Election is truly the gracious purpose of God, according to which he regenerates, sanctifies and saves sinners; but this truth of God this article turns into a lie, by subjoining to it the declaration that God’s purpose according to which he saves sinners is perfectly consistent with man’s free agency, whereas the testimony of the scriptures is the very reverse: “Who hath. saved us and called us with a holy calling, not according to our works, but according to his own purpose and grace which was given us in Christ Jesus before the world began.” “Therefore it is not of him that willeth, nor of him that runneth; but of God that sheweth mercy.” “Not of works, lest any man should boast; for we are his workmanship, created in Christ Jesus unto good works, which God hath before ordained, that we should walk in them.” The doctrine of man’s free agency is not found in the bible. If man as an agent is free, he cannot be a sinner; if free, he is under no restraint or obligation to God or man. To be a free agent, maim cannot be an accountable being; for if he is an accountable being, and amenable to God for his conduct, he is not free; and if free, he has a right to do as he pleases. But it is not of man that walketh to direct his steps; and therefore the election of grace is not in harmony with the arminian notion of free agency; but is set forth by an inspired apostle as in accordance with the very opposite of what the workmongers call free agency: “For the children being not yet born, neither having done any good or evil, that the purpose of God according to election might stand, hot of works, but of him that calleth, it was said unto her, The elder shall serve the younger. As it is written, Jacob have I loved, but Esau have I hated. What shall we say then? Is there unrighteousness with God? God forbid. For he saith to Moses, I will have mercy on whom I will have mercy, and I will have compassion on whom I will have compassion.” – Rom. ix. 11—16. And after stating what the scripture saith unto Pharaoh, the apostle adds in verse 18, “Therefore hath he mercy on whom he will have mercy, and whom he will he hardeneth.” Does this look much like free agency? But Paul anticipated how this truth would set upon an arminian’s stomach in verse 19: “Thou wilt surely say unto me, Why doth he yet find fault ? For who hath resisted his will Nay, but O man, who art thou that repliest against God? Shall the thing formed say to him that formed it, Why hast thou made me thus? Hath not the potter power over the clay, of the same lump to make one vessel unto honor, and another unto dishonor?” &c. Be it remembered that in these scriptures the apostle, by the infallible inspiration of the Holy Ghost, illustrates the sovereignty of God “according to election,” and not election according to man’s asserted free agency. There is no more harmony between the purpose of God in election and what is called man’s free agency, than there is between heaven and hell, or any other direct opposites. Another expression in this eighth article is, that the doctrine of God’s electing grace encourages the use of means in the highest degree! Now if what we have quoted from the mouth of God, that it is neither of the will nor works of men, that God will have mercy on whom he will, and that he hardeneth whom he will, &c., encourages the use of means in the highest degree, then is this item of the article well sustained. But the term means, when used in regard to procuring grace or salvation, belongs to the arminian vocabulary – it is not in the bible, nor is it in harmony with any sentiment that is taught in the bible. There are no more means used in the quickening of a dead sinner, than there were in the creation of the world. The work of salvation is as immediately and exclusively the work of God, as is the work of raising the dead, receiving the righteous into heaven, and turning the wicked into hell.
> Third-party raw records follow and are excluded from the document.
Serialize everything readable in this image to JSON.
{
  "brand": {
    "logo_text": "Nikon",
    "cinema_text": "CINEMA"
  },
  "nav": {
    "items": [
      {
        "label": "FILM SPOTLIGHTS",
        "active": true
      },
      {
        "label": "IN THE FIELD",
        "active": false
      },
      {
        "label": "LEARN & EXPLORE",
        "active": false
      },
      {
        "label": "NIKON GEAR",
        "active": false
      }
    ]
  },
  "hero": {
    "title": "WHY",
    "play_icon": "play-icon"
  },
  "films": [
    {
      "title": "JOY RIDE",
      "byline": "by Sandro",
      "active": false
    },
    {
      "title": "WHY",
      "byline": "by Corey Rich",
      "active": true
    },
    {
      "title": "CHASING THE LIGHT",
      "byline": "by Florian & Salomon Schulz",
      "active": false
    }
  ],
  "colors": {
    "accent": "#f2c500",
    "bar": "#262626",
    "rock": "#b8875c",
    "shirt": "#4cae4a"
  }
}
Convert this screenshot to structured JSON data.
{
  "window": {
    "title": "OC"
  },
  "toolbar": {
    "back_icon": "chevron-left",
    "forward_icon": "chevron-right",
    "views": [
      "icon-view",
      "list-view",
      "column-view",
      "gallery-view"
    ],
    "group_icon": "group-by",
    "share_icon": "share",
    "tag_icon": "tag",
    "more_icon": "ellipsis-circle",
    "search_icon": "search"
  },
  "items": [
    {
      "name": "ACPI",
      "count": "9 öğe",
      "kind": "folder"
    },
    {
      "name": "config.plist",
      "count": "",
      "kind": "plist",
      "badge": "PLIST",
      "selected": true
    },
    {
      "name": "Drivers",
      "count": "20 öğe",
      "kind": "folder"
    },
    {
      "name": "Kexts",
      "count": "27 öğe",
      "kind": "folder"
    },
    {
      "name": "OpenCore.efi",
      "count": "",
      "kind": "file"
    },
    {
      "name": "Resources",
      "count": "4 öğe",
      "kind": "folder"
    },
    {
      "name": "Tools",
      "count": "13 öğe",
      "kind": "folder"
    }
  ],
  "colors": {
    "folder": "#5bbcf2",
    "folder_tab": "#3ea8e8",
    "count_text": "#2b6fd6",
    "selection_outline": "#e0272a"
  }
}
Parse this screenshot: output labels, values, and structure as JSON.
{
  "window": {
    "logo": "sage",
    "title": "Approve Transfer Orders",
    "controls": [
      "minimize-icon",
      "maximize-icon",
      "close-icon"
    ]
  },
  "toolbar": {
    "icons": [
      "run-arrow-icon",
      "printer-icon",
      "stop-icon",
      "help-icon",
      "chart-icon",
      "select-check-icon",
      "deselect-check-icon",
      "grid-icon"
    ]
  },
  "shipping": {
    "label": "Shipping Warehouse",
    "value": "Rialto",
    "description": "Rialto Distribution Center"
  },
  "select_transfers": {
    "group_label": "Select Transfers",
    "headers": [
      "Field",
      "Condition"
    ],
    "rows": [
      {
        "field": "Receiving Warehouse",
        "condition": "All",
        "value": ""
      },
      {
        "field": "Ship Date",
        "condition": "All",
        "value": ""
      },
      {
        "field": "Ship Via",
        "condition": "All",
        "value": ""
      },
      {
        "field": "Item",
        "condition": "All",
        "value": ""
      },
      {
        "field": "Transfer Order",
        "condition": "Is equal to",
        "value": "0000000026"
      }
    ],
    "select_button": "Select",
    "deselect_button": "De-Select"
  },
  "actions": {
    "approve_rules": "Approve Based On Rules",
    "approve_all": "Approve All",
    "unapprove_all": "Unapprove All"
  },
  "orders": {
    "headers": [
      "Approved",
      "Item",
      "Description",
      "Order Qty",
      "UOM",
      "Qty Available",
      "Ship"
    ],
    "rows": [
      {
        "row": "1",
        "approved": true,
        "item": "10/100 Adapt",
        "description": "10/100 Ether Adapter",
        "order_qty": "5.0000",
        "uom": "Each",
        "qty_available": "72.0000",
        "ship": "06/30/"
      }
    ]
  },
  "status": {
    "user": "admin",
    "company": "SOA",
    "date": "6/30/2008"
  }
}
New Vernon, N.Y.,
March 15, 1844

Elder Gilbert Beebe
Editorials Volume 2
Pages 411 – 419